DATA TO PROCESS section start

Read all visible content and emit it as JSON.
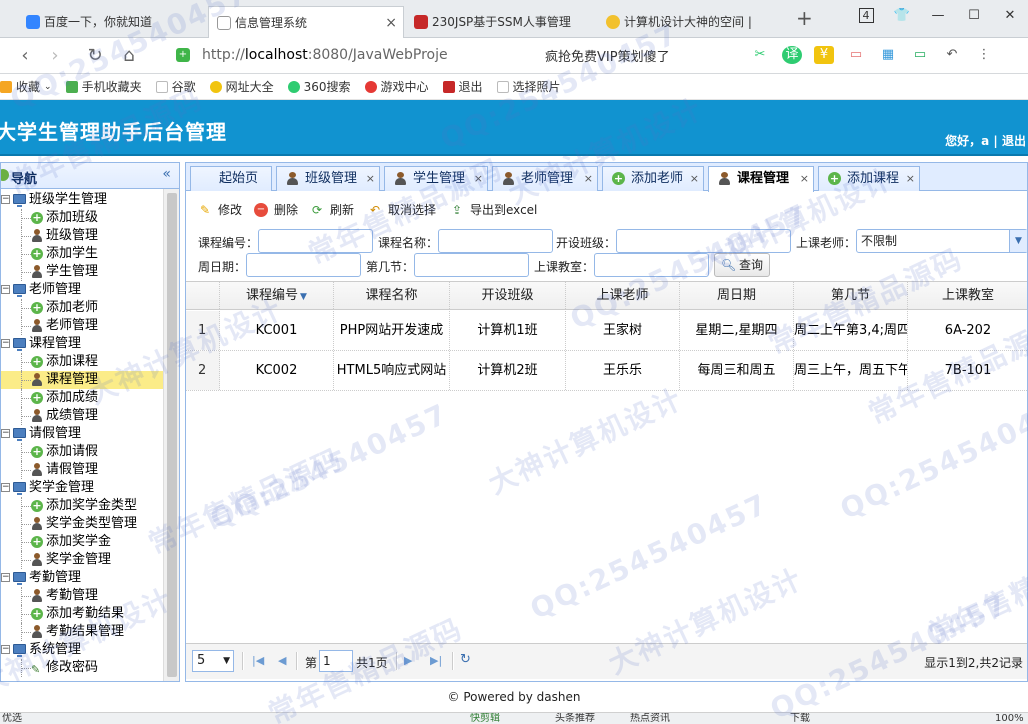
{
  "browser": {
    "tabs": [
      {
        "title": "百度一下，你就知道",
        "icon": "baidu-icon",
        "color": "#3385ff"
      },
      {
        "title": "信息管理系统",
        "icon": "page-icon",
        "color": "#ffffff",
        "close": "×"
      },
      {
        "title": "230JSP基于SSM人事管理",
        "icon": "red-square-icon",
        "color": "#c62828"
      },
      {
        "title": "计算机设计大神的空间 |",
        "icon": "star-icon",
        "color": "#f2c12e"
      }
    ],
    "new_tab": "+",
    "tab_count": "4",
    "url_prefix": "http://",
    "url_host": "localhost",
    "url_rest": ":8080/JavaWebProje",
    "promo_text": "疯抢免费VIP策划傻了",
    "bookmarks": [
      {
        "label": "收藏",
        "color": "#f5a623"
      },
      {
        "label": "手机收藏夹",
        "color": "#4caf50"
      },
      {
        "label": "谷歌",
        "color": "#bdbdbd"
      },
      {
        "label": "网址大全",
        "color": "#f1c40f"
      },
      {
        "label": "360搜索",
        "color": "#2ecc71"
      },
      {
        "label": "游戏中心",
        "color": "#e53935"
      },
      {
        "label": "退出",
        "color": "#c62828"
      },
      {
        "label": "选择照片",
        "color": "#bdbdbd"
      }
    ]
  },
  "app": {
    "title": "大学生管理助手后台管理",
    "user_text": "您好，a | 退出",
    "nav_title": "导航",
    "collapse_icon": "«"
  },
  "tree": [
    {
      "type": "group",
      "label": "班级学生管理"
    },
    {
      "type": "leaf",
      "icon": "add",
      "label": "添加班级"
    },
    {
      "type": "leaf",
      "icon": "user",
      "label": "班级管理"
    },
    {
      "type": "leaf",
      "icon": "add",
      "label": "添加学生"
    },
    {
      "type": "leaf",
      "icon": "user",
      "label": "学生管理"
    },
    {
      "type": "group",
      "label": "老师管理"
    },
    {
      "type": "leaf",
      "icon": "add",
      "label": "添加老师"
    },
    {
      "type": "leaf",
      "icon": "user",
      "label": "老师管理"
    },
    {
      "type": "group",
      "label": "课程管理"
    },
    {
      "type": "leaf",
      "icon": "add",
      "label": "添加课程"
    },
    {
      "type": "leaf",
      "icon": "user",
      "label": "课程管理",
      "selected": true
    },
    {
      "type": "leaf",
      "icon": "add",
      "label": "添加成绩"
    },
    {
      "type": "leaf",
      "icon": "user",
      "label": "成绩管理"
    },
    {
      "type": "group",
      "label": "请假管理"
    },
    {
      "type": "leaf",
      "icon": "add",
      "label": "添加请假"
    },
    {
      "type": "leaf",
      "icon": "user",
      "label": "请假管理"
    },
    {
      "type": "group",
      "label": "奖学金管理"
    },
    {
      "type": "leaf",
      "icon": "add",
      "label": "添加奖学金类型"
    },
    {
      "type": "leaf",
      "icon": "user",
      "label": "奖学金类型管理"
    },
    {
      "type": "leaf",
      "icon": "add",
      "label": "添加奖学金"
    },
    {
      "type": "leaf",
      "icon": "user",
      "label": "奖学金管理"
    },
    {
      "type": "group",
      "label": "考勤管理"
    },
    {
      "type": "leaf",
      "icon": "user",
      "label": "考勤管理"
    },
    {
      "type": "leaf",
      "icon": "add",
      "label": "添加考勤结果"
    },
    {
      "type": "leaf",
      "icon": "user",
      "label": "考勤结果管理"
    },
    {
      "type": "group",
      "label": "系统管理"
    },
    {
      "type": "leaf",
      "icon": "edit",
      "label": "修改密码"
    }
  ],
  "page_tabs": [
    {
      "label": "起始页",
      "icon": "none",
      "closable": false
    },
    {
      "label": "班级管理",
      "icon": "user",
      "closable": true
    },
    {
      "label": "学生管理",
      "icon": "user",
      "closable": true
    },
    {
      "label": "老师管理",
      "icon": "user",
      "closable": true
    },
    {
      "label": "添加老师",
      "icon": "add",
      "closable": true
    },
    {
      "label": "课程管理",
      "icon": "user",
      "closable": true,
      "active": true
    },
    {
      "label": "添加课程",
      "icon": "add",
      "closable": true
    }
  ],
  "toolbar": {
    "edit": "修改",
    "delete": "删除",
    "refresh": "刷新",
    "cancel_select": "取消选择",
    "export": "导出到excel"
  },
  "search": {
    "course_no_label": "课程编号：",
    "course_no_value": "",
    "course_name_label": "课程名称：",
    "course_name_value": "",
    "class_label": "开设班级：",
    "class_value": "",
    "teacher_label": "上课老师：",
    "teacher_value": "不限制",
    "weekday_label": "周日期：",
    "weekday_value": "",
    "period_label": "第几节：",
    "period_value": "",
    "room_label": "上课教室：",
    "room_value": "",
    "query_button": "查询"
  },
  "grid": {
    "columns": [
      "课程编号",
      "课程名称",
      "开设班级",
      "上课老师",
      "周日期",
      "第几节",
      "上课教室"
    ],
    "rows": [
      {
        "rn": "1",
        "cells": [
          "KC001",
          "PHP网站开发速成",
          "计算机1班",
          "王家树",
          "星期二,星期四",
          "周二上午第3,4;周四",
          "6A-202"
        ]
      },
      {
        "rn": "2",
        "cells": [
          "KC002",
          "HTML5响应式网站",
          "计算机2班",
          "王乐乐",
          "每周三和周五",
          "周三上午，周五下午",
          "7B-101"
        ]
      }
    ]
  },
  "pager": {
    "page_size": "5",
    "page_prefix": "第",
    "page_value": "1",
    "page_suffix": "共1页",
    "info": "显示1到2,共2记录"
  },
  "footer": "© Powered by dashen",
  "status": {
    "left": "优选",
    "items": [
      "快剪辑",
      "头条推荐",
      "热点资讯",
      "下载",
      "100%"
    ]
  },
  "watermarks": [
    "QQ:254540457",
    "常年售精品源码",
    "大神计算机设计"
  ],
  "colors": {
    "header_blue": "#1193d0",
    "panel_border": "#95b8e7",
    "selected_row": "#fbec88"
  }
}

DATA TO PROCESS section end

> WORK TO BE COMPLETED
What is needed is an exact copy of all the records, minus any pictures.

> ANSWER TO THIS PROBLEM
Read all visible content and emit it as JSON.
{
  "browser": {
    "tabs": [
      {
        "title": "百度一下，你就知道",
        "icon": "baidu-icon",
        "color": "#3385ff"
      },
      {
        "title": "信息管理系统",
        "icon": "page-icon",
        "color": "#ffffff",
        "close": "×"
      },
      {
        "title": "230JSP基于SSM人事管理",
        "icon": "red-square-icon",
        "color": "#c62828"
      },
      {
        "title": "计算机设计大神的空间 |",
        "icon": "star-icon",
        "color": "#f2c12e"
      }
    ],
    "new_tab": "+",
    "tab_count": "4",
    "url_prefix": "http://",
    "url_host": "localhost",
    "url_rest": ":8080/JavaWebProje",
    "promo_text": "疯抢免费VIP策划傻了",
    "bookmarks": [
      {
        "label": "收藏",
        "color": "#f5a623"
      },
      {
        "label": "手机收藏夹",
        "color": "#4caf50"
      },
      {
        "label": "谷歌",
        "color": "#bdbdbd"
      },
      {
        "label": "网址大全",
        "color": "#f1c40f"
      },
      {
        "label": "360搜索",
        "color": "#2ecc71"
      },
      {
        "label": "游戏中心",
        "color": "#e53935"
      },
      {
        "label": "退出",
        "color": "#c62828"
      },
      {
        "label": "选择照片",
        "color": "#bdbdbd"
      }
    ]
  },
  "app": {
    "title": "大学生管理助手后台管理",
    "user_text": "您好，a | 退出",
    "nav_title": "导航",
    "collapse_icon": "«"
  },
  "tree": [
    {
      "type": "group",
      "label": "班级学生管理"
    },
    {
      "type": "leaf",
      "icon": "add",
      "label": "添加班级"
    },
    {
      "type": "leaf",
      "icon": "user",
      "label": "班级管理"
    },
    {
      "type": "leaf",
      "icon": "add",
      "label": "添加学生"
    },
    {
      "type": "leaf",
      "icon": "user",
      "label": "学生管理"
    },
    {
      "type": "group",
      "label": "老师管理"
    },
    {
      "type": "leaf",
      "icon": "add",
      "label": "添加老师"
    },
    {
      "type": "leaf",
      "icon": "user",
      "label": "老师管理"
    },
    {
      "type": "group",
      "label": "课程管理"
    },
    {
      "type": "leaf",
      "icon": "add",
      "label": "添加课程"
    },
    {
      "type": "leaf",
      "icon": "user",
      "label": "课程管理",
      "selected": true
    },
    {
      "type": "leaf",
      "icon": "add",
      "label": "添加成绩"
    },
    {
      "type": "leaf",
      "icon": "user",
      "label": "成绩管理"
    },
    {
      "type": "group",
      "label": "请假管理"
    },
    {
      "type": "leaf",
      "icon": "add",
      "label": "添加请假"
    },
    {
      "type": "leaf",
      "icon": "user",
      "label": "请假管理"
    },
    {
      "type": "group",
      "label": "奖学金管理"
    },
    {
      "type": "leaf",
      "icon": "add",
      "label": "添加奖学金类型"
    },
    {
      "type": "leaf",
      "icon": "user",
      "label": "奖学金类型管理"
    },
    {
      "type": "leaf",
      "icon": "add",
      "label": "添加奖学金"
    },
    {
      "type": "leaf",
      "icon": "user",
      "label": "奖学金管理"
    },
    {
      "type": "group",
      "label": "考勤管理"
    },
    {
      "type": "leaf",
      "icon": "user",
      "label": "考勤管理"
    },
    {
      "type": "leaf",
      "icon": "add",
      "label": "添加考勤结果"
    },
    {
      "type": "leaf",
      "icon": "user",
      "label": "考勤结果管理"
    },
    {
      "type": "group",
      "label": "系统管理"
    },
    {
      "type": "leaf",
      "icon": "edit",
      "label": "修改密码"
    }
  ],
  "page_tabs": [
    {
      "label": "起始页",
      "icon": "none",
      "closable": false
    },
    {
      "label": "班级管理",
      "icon": "user",
      "closable": true
    },
    {
      "label": "学生管理",
      "icon": "user",
      "closable": true
    },
    {
      "label": "老师管理",
      "icon": "user",
      "closable": true
    },
    {
      "label": "添加老师",
      "icon": "add",
      "closable": true
    },
    {
      "label": "课程管理",
      "icon": "user",
      "closable": true,
      "active": true
    },
    {
      "label": "添加课程",
      "icon": "add",
      "closable": true
    }
  ],
  "toolbar": {
    "edit": "修改",
    "delete": "删除",
    "refresh": "刷新",
    "cancel_select": "取消选择",
    "export": "导出到excel"
  },
  "search": {
    "course_no_label": "课程编号：",
    "course_no_value": "",
    "course_name_label": "课程名称：",
    "course_name_value": "",
    "class_label": "开设班级：",
    "class_value": "",
    "teacher_label": "上课老师：",
    "teacher_value": "不限制",
    "weekday_label": "周日期：",
    "weekday_value": "",
    "period_label": "第几节：",
    "period_value": "",
    "room_label": "上课教室：",
    "room_value": "",
    "query_button": "查询"
  },
  "grid": {
    "columns": [
      "课程编号",
      "课程名称",
      "开设班级",
      "上课老师",
      "周日期",
      "第几节",
      "上课教室"
    ],
    "rows": [
      {
        "rn": "1",
        "cells": [
          "KC001",
          "PHP网站开发速成",
          "计算机1班",
          "王家树",
          "星期二,星期四",
          "周二上午第3,4;周四",
          "6A-202"
        ]
      },
      {
        "rn": "2",
        "cells": [
          "KC002",
          "HTML5响应式网站",
          "计算机2班",
          "王乐乐",
          "每周三和周五",
          "周三上午，周五下午",
          "7B-101"
        ]
      }
    ]
  },
  "pager": {
    "page_size": "5",
    "page_prefix": "第",
    "page_value": "1",
    "page_suffix": "共1页",
    "info": "显示1到2,共2记录"
  },
  "footer": "© Powered by dashen",
  "status": {
    "left": "优选",
    "items": [
      "快剪辑",
      "头条推荐",
      "热点资讯",
      "下载",
      "100%"
    ]
  },
  "watermarks": [
    "QQ:254540457",
    "常年售精品源码",
    "大神计算机设计"
  ],
  "colors": {
    "header_blue": "#1193d0",
    "panel_border": "#95b8e7",
    "selected_row": "#fbec88"
  }
}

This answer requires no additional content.